## RECORDS FOR THE TASK
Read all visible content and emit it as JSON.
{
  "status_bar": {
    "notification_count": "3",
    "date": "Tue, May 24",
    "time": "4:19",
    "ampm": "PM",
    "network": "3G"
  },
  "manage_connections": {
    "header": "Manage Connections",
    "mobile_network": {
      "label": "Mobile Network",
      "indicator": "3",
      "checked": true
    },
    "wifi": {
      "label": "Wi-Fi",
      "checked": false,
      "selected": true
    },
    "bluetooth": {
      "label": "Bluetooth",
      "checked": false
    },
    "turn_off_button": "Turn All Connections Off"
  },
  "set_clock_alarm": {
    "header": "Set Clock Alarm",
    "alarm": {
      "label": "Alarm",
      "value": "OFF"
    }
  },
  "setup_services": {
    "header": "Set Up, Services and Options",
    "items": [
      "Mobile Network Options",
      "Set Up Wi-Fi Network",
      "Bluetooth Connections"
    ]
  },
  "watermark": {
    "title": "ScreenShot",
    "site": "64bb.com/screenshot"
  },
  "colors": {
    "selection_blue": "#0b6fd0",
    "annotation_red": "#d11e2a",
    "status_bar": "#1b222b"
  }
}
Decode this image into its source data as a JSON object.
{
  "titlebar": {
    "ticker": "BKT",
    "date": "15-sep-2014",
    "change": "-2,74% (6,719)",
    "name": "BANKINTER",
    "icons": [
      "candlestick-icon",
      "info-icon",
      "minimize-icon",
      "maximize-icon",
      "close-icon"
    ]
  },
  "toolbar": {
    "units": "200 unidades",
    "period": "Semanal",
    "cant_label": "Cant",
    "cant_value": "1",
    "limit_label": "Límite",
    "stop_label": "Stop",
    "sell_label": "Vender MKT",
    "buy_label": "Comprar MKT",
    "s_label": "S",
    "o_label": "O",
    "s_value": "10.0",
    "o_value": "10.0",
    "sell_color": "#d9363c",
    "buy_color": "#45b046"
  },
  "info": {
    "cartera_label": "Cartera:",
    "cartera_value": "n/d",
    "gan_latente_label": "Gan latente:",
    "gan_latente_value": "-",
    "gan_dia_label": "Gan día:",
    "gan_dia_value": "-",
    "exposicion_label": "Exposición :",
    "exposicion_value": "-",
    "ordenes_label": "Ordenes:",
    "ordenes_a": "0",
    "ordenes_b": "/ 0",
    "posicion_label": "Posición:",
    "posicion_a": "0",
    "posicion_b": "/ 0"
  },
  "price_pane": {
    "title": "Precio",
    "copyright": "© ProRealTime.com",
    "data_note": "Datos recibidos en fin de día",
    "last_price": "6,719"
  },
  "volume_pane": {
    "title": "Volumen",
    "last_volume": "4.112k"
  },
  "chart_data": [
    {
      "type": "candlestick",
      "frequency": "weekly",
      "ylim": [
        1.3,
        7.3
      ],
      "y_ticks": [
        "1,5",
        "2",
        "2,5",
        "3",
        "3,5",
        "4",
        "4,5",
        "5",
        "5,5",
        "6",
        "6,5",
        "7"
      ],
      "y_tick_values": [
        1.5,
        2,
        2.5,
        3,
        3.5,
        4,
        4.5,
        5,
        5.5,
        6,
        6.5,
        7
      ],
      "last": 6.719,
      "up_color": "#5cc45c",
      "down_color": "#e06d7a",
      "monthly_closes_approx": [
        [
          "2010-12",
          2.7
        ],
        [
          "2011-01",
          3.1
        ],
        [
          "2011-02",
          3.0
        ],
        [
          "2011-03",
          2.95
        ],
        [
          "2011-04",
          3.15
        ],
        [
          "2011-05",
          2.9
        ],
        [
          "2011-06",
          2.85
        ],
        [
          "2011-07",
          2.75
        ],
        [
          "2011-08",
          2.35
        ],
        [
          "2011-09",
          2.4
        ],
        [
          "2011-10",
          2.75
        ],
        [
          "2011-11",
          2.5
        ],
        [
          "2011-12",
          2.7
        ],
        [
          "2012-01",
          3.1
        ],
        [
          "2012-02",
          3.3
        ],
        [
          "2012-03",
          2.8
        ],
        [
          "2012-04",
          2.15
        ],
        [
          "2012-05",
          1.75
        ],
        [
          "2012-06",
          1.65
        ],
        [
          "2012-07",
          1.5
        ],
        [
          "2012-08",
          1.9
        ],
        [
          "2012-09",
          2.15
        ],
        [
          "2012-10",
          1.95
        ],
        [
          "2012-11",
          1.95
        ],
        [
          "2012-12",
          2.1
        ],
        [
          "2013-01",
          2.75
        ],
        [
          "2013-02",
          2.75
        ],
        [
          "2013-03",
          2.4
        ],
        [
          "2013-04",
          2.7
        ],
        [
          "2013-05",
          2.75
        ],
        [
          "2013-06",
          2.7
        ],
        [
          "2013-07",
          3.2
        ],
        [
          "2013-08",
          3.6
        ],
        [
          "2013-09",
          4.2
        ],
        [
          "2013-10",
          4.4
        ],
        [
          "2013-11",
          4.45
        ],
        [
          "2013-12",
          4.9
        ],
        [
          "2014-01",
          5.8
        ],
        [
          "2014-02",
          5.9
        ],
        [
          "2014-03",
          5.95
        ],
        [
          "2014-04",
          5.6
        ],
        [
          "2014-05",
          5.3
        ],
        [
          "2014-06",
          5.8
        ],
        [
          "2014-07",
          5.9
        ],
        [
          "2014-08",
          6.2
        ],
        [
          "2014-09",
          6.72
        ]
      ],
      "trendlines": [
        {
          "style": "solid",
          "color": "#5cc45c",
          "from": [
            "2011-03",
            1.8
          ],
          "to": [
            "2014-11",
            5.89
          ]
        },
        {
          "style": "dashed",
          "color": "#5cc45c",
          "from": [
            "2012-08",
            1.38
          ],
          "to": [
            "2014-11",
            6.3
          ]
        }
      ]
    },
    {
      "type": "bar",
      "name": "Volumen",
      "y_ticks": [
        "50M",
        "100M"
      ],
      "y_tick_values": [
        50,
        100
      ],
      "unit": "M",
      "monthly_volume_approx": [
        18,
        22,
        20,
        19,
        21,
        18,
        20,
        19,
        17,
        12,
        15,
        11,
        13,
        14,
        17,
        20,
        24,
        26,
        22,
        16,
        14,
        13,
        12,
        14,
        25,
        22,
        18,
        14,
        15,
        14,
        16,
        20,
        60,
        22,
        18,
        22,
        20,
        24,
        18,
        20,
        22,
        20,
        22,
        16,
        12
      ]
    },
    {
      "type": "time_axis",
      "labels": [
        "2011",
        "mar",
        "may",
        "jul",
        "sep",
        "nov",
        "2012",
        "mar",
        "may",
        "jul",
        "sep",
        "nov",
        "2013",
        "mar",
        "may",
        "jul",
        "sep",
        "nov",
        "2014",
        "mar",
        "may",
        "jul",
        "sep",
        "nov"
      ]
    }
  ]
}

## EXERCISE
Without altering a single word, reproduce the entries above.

## WORKED SOLUTION
Read all visible content and emit it as JSON.
{
  "status_bar": {
    "notification_count": "3",
    "date": "Tue, May 24",
    "time": "4:19",
    "ampm": "PM",
    "network": "3G"
  },
  "manage_connections": {
    "header": "Manage Connections",
    "mobile_network": {
      "label": "Mobile Network",
      "indicator": "3",
      "checked": true
    },
    "wifi": {
      "label": "Wi-Fi",
      "checked": false,
      "selected": true
    },
    "bluetooth": {
      "label": "Bluetooth",
      "checked": false
    },
    "turn_off_button": "Turn All Connections Off"
  },
  "set_clock_alarm": {
    "header": "Set Clock Alarm",
    "alarm": {
      "label": "Alarm",
      "value": "OFF"
    }
  },
  "setup_services": {
    "header": "Set Up, Services and Options",
    "items": [
      "Mobile Network Options",
      "Set Up Wi-Fi Network",
      "Bluetooth Connections"
    ]
  },
  "watermark": {
    "title": "ScreenShot",
    "site": "64bb.com/screenshot"
  },
  "colors": {
    "selection_blue": "#0b6fd0",
    "annotation_red": "#d11e2a",
    "status_bar": "#1b222b"
  }
}
Decode this image into its source data as a JSON object.
{
  "titlebar": {
    "ticker": "BKT",
    "date": "15-sep-2014",
    "change": "-2,74% (6,719)",
    "name": "BANKINTER",
    "icons": [
      "candlestick-icon",
      "info-icon",
      "minimize-icon",
      "maximize-icon",
      "close-icon"
    ]
  },
  "toolbar": {
    "units": "200 unidades",
    "period": "Semanal",
    "cant_label": "Cant",
    "cant_value": "1",
    "limit_label": "Límite",
    "stop_label": "Stop",
    "sell_label": "Vender MKT",
    "buy_label": "Comprar MKT",
    "s_label": "S",
    "o_label": "O",
    "s_value": "10.0",
    "o_value": "10.0",
    "sell_color": "#d9363c",
    "buy_color": "#45b046"
  },
  "info": {
    "cartera_label": "Cartera:",
    "cartera_value": "n/d",
    "gan_latente_label": "Gan latente:",
    "gan_latente_value": "-",
    "gan_dia_label": "Gan día:",
    "gan_dia_value": "-",
    "exposicion_label": "Exposición :",
    "exposicion_value": "-",
    "ordenes_label": "Ordenes:",
    "ordenes_a": "0",
    "ordenes_b": "/ 0",
    "posicion_label": "Posición:",
    "posicion_a": "0",
    "posicion_b": "/ 0"
  },
  "price_pane": {
    "title": "Precio",
    "copyright": "© ProRealTime.com",
    "data_note": "Datos recibidos en fin de día",
    "last_price": "6,719"
  },
  "volume_pane": {
    "title": "Volumen",
    "last_volume": "4.112k"
  },
  "chart_data": [
    {
      "type": "candlestick",
      "frequency": "weekly",
      "ylim": [
        1.3,
        7.3
      ],
      "y_ticks": [
        "1,5",
        "2",
        "2,5",
        "3",
        "3,5",
        "4",
        "4,5",
        "5",
        "5,5",
        "6",
        "6,5",
        "7"
      ],
      "y_tick_values": [
        1.5,
        2,
        2.5,
        3,
        3.5,
        4,
        4.5,
        5,
        5.5,
        6,
        6.5,
        7
      ],
      "last": 6.719,
      "up_color": "#5cc45c",
      "down_color": "#e06d7a",
      "monthly_closes_approx": [
        [
          "2010-12",
          2.7
        ],
        [
          "2011-01",
          3.1
        ],
        [
          "2011-02",
          3.0
        ],
        [
          "2011-03",
          2.95
        ],
        [
          "2011-04",
          3.15
        ],
        [
          "2011-05",
          2.9
        ],
        [
          "2011-06",
          2.85
        ],
        [
          "2011-07",
          2.75
        ],
        [
          "2011-08",
          2.35
        ],
        [
          "2011-09",
          2.4
        ],
        [
          "2011-10",
          2.75
        ],
        [
          "2011-11",
          2.5
        ],
        [
          "2011-12",
          2.7
        ],
        [
          "2012-01",
          3.1
        ],
        [
          "2012-02",
          3.3
        ],
        [
          "2012-03",
          2.8
        ],
        [
          "2012-04",
          2.15
        ],
        [
          "2012-05",
          1.75
        ],
        [
          "2012-06",
          1.65
        ],
        [
          "2012-07",
          1.5
        ],
        [
          "2012-08",
          1.9
        ],
        [
          "2012-09",
          2.15
        ],
        [
          "2012-10",
          1.95
        ],
        [
          "2012-11",
          1.95
        ],
        [
          "2012-12",
          2.1
        ],
        [
          "2013-01",
          2.75
        ],
        [
          "2013-02",
          2.75
        ],
        [
          "2013-03",
          2.4
        ],
        [
          "2013-04",
          2.7
        ],
        [
          "2013-05",
          2.75
        ],
        [
          "2013-06",
          2.7
        ],
        [
          "2013-07",
          3.2
        ],
        [
          "2013-08",
          3.6
        ],
        [
          "2013-09",
          4.2
        ],
        [
          "2013-10",
          4.4
        ],
        [
          "2013-11",
          4.45
        ],
        [
          "2013-12",
          4.9
        ],
        [
          "2014-01",
          5.8
        ],
        [
          "2014-02",
          5.9
        ],
        [
          "2014-03",
          5.95
        ],
        [
          "2014-04",
          5.6
        ],
        [
          "2014-05",
          5.3
        ],
        [
          "2014-06",
          5.8
        ],
        [
          "2014-07",
          5.9
        ],
        [
          "2014-08",
          6.2
        ],
        [
          "2014-09",
          6.72
        ]
      ],
      "trendlines": [
        {
          "style": "solid",
          "color": "#5cc45c",
          "from": [
            "2011-03",
            1.8
          ],
          "to": [
            "2014-11",
            5.89
          ]
        },
        {
          "style": "dashed",
          "color": "#5cc45c",
          "from": [
            "2012-08",
            1.38
          ],
          "to": [
            "2014-11",
            6.3
          ]
        }
      ]
    },
    {
      "type": "bar",
      "name": "Volumen",
      "y_ticks": [
        "50M",
        "100M"
      ],
      "y_tick_values": [
        50,
        100
      ],
      "unit": "M",
      "monthly_volume_approx": [
        18,
        22,
        20,
        19,
        21,
        18,
        20,
        19,
        17,
        12,
        15,
        11,
        13,
        14,
        17,
        20,
        24,
        26,
        22,
        16,
        14,
        13,
        12,
        14,
        25,
        22,
        18,
        14,
        15,
        14,
        16,
        20,
        60,
        22,
        18,
        22,
        20,
        24,
        18,
        20,
        22,
        20,
        22,
        16,
        12
      ]
    },
    {
      "type": "time_axis",
      "labels": [
        "2011",
        "mar",
        "may",
        "jul",
        "sep",
        "nov",
        "2012",
        "mar",
        "may",
        "jul",
        "sep",
        "nov",
        "2013",
        "mar",
        "may",
        "jul",
        "sep",
        "nov",
        "2014",
        "mar",
        "may",
        "jul",
        "sep",
        "nov"
      ]
    }
  ]
}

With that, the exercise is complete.